SMM: Stardom. Riches. Fortune. I think really, really truly and honestly is living authentically. The very small simple things that I want to do. I ant to go and get my nails done. You know, that’s the first thing I’m going to do, I’m going and getting my nails done. The next thing is making more of a difference. There’s so many more things that we need to do and being sat at home and being able to read things, you kind of fester with that. Which is fantastic, but it gives you so much passion and fire, and all you’re sat doing is burning. That’s the thing. You really want to get out there and you really want to show the world this is who I am and I’m very proud. I know the future holds some talks for me. I know I’m gonna be going into a couple of schools, which is amazing. I’m actually going into my old school, where it sounds awful, I was terribly bullied. But I was bullied for being a gay male. And that’s not being sad about it, because I think everyone’s got a journey. So to be able to stand there as a trans female and give a talk, the fact that the school’s allowing that, is amazing. And I think that’s where I’m going, I’m going to France, I’m going to Australia, to India, to open up the Allianz UK Pride network connection. So we’re really going to spread that message of what we’re doing with Pride at the moment and hopefully see and work with other companies.

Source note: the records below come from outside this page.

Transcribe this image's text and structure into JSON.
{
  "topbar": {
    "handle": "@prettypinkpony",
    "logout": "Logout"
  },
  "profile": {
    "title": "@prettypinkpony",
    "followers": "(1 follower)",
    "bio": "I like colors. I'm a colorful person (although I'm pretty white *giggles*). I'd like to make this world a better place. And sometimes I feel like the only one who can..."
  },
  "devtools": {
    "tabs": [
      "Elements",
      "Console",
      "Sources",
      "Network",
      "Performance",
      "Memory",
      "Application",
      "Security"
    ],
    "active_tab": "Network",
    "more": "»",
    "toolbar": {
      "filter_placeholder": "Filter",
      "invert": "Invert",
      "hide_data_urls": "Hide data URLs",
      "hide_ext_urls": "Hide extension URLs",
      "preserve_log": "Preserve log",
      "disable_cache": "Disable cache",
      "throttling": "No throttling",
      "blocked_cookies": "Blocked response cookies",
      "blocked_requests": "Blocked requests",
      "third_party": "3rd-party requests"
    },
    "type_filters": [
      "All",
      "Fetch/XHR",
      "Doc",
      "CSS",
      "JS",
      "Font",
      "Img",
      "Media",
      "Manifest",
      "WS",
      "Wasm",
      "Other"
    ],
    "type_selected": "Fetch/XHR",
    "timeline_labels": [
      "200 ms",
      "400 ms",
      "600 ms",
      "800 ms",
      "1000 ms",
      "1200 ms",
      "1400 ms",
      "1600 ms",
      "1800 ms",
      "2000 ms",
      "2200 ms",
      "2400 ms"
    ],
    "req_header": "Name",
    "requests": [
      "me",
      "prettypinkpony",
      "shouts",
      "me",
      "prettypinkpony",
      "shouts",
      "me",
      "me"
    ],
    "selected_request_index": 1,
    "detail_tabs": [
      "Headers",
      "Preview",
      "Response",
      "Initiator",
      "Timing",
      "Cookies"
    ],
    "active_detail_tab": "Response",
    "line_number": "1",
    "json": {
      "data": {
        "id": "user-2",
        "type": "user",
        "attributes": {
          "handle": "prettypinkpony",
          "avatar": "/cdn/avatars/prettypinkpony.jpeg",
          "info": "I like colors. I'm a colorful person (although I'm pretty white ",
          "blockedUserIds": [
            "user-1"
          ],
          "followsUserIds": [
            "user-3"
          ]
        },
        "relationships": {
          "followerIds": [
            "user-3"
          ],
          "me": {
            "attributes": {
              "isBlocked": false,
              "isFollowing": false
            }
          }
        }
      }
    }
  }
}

JM: That sounds really exciting and really positive.

SMM: Long flights!

JM: Well it’s been an absolute privilege speaking to you today Scarlet Marie and I just want to thank you so much for sharing your experiences and your journey so far with us. And I really hope that our members learn something and find it valuable. I’m sure they will.

SMM: I’m hoping so as well. But thankyou James for the opportunity. It really has been amazing.

JM: And we’ll look out to see what happens next for you. Good things

SMM: Definitely. Name in lights! Look for it, Scarlet Marie!

JM: Alright, thankyou very much.

SMM: Take care. Thankyou James.

This document is believed to be accurate but is not intended as a basis of knowledge upon which advice can be given. Neither the author (personal or corporate), Society of Claims Professionals or Chartered Insurance Institute, or any of the officers or employees of those organisations accept any responsibility for any loss occasioned to any person acting or refraining from action as a result of the data or opinions included in this material. Opinions expressed are those of the author or authors and not necessarily those of the Society or Chartered Insurance Institute.